##### Recorded information
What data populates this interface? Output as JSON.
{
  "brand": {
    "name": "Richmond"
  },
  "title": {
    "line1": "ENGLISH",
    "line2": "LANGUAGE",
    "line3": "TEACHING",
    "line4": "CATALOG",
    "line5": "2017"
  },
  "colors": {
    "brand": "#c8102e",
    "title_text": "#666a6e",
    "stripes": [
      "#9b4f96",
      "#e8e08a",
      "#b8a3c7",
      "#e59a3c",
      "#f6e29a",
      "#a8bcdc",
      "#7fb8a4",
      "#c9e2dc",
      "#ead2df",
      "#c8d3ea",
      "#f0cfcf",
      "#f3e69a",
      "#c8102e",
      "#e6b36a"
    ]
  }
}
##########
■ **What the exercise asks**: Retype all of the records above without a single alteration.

■ **Exercise output**:
What data populates this interface? Output as JSON.
{
  "brand": {
    "name": "Richmond"
  },
  "title": {
    "line1": "ENGLISH",
    "line2": "LANGUAGE",
    "line3": "TEACHING",
    "line4": "CATALOG",
    "line5": "2017"
  },
  "colors": {
    "brand": "#c8102e",
    "title_text": "#666a6e",
    "stripes": [
      "#9b4f96",
      "#e8e08a",
      "#b8a3c7",
      "#e59a3c",
      "#f6e29a",
      "#a8bcdc",
      "#7fb8a4",
      "#c9e2dc",
      "#ead2df",
      "#c8d3ea",
      "#f0cfcf",
      "#f3e69a",
      "#c8102e",
      "#e6b36a"
    ]
  }
}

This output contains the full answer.